One of our BEAR Champions, Dr Jason Turner, described how he makes use of the many different BEAR services to enable his research at a recent seminar for the Institute for Inflammation and Ageing, which BEAR were invited to present at. Read on to find out how quickly he can transfer 260GB of data!
Jason is a post-doc within the Institute of Inflammation and Ageing and whilst he started off as a ‘wet lab’ biologist, he now spends a lot of time on the computational side, looking at single cell RNA sequencing, which he says…
“…requires specific tools to do the analysis and specific ways to store the data and process it, which wouldn’t be possible without the support of the BEAR infrastructure behind it.”
Jason uses many different BEAR services throughout his research involving single-cell sequencing.
Big Data Transfer
Jason receives data from Genomics Birmingham, which previously had to come via ftp servers and data transfer was very slow. Recently they have started using Globus and with BEAR now providing the BEAR Data Transfer service using Globus, it means Jason can get the data directly to the BEAR Research Data Store much more quickly.
“Globus makes it wonderful easy, not only to transfer the data, but it also makes it incredibly rapid to transfer it direct to an RDS drive with not too much complication, it’s a graphical user interface.”
To give an idea of the speed of data transfer, Jason was able to transfer a 30GB file in 1 minute 30 seconds. A 260GB file transferred in just 7 minutes – speeds that Jason is not able to comprehend, allowing him to get the data needed for analysis quickly and securely. Each transfer is encrypted and the file integrity is checked too (see below output).
Jason has 9 core projects that he is actively working on, for which he has access to 27TB of free storage via the BEAR Research Data Store. Jason has also recently purchased 100TB of storage to meet the needs of upcoming projects. He stores multiple 10x genomic data sets, bulk RNA-sequencing datasets, ultrasound images as well as general wet lab data and documents. The project PI or Data Manager controls access to allow others to view and edit data and it integrates with the supercomputer BlueBEAR for High Performance Computing.

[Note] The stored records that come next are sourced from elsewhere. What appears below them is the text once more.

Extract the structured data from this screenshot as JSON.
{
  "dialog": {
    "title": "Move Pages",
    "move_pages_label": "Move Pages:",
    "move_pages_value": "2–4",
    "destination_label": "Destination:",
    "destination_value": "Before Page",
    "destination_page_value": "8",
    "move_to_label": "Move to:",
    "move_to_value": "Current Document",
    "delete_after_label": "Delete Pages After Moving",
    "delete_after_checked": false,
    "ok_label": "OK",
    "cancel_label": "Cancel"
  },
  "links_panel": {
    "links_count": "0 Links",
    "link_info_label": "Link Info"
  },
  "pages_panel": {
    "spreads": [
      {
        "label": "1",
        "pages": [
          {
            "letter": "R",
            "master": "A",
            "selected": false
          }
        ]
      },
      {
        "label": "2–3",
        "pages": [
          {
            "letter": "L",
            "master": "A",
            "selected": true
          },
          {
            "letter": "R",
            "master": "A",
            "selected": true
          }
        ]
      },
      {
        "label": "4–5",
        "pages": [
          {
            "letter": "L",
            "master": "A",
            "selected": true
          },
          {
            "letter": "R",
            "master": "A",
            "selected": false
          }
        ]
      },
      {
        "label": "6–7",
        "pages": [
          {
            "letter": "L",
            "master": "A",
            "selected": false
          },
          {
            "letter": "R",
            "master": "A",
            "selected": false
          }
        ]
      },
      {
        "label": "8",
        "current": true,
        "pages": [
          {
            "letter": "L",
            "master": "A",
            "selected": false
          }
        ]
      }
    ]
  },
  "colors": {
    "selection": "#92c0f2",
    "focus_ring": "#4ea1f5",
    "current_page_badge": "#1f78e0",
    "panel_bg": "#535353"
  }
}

There are an “impressive” amount of applications available to run on the BlueBEAR supercomputer, if the application you need is not on there already there is a simple process to request it to be added. Jason uses thousands of CPU hours across the various projects he is involved in for data processing (one example below shows 700 CPU hours in use), – his laptop only has 8 cores so can only perform 8 CPU hours and to use it for all the data processing would “take a significant amount of time” and would prevent him from using the machine for anything else.
“But actually this is thousands, possibly 10s of thousands of CPU hours, that we wouldn’t be able to work with, we wouldn’t have access to this data essentially without the BlueBEAR infrastructure behind it, so the High Performance Computing for this kind of analysis is just critical.”
Jason has also made use of the coaching from the Research Software Group. Research Software Engineer (RSE) Simon Hartley has been working with Jason to use AI techniques for medical image analysis, specifically looking at neural network analysis of ultrasound images. Coaching from Simon has enabled Jason to implement automatic grading of ultrasonic images (dicom images), converting the medical grade images to jpegs and tifs, which are more typically used for AI and pulling down the metadata needed to classify the images.
Jason has also made use of the various training courses available from BEAR such as Introduction to Linux, Introduction to BlueBEAR, Software Carpentries on Python and C++ – an almost “endless breadth” of training on offer, and now Jason helps the BEAR team by teaching on the R Software Carpentries workshop after attending Software Carpentries Instructor training, funded by BEAR.
Jason concluded by saying how essential for him and his projects the BEAR infrastructure is and for analysis of the big data sets involved in single cell sequencing.
We were so pleased to hear of how Jason is able to make use of what is on offer from Advanced Research Computing, particularly to hear examples of how quick the data transfer is via Globus – if you have any examples of how it has helped your research then do get in contact with us at firstname.lastname@example.org. We are always looking for good examples of use of High Performance Computing to nominate for HPC Wire Awards – see our recent winners for more details.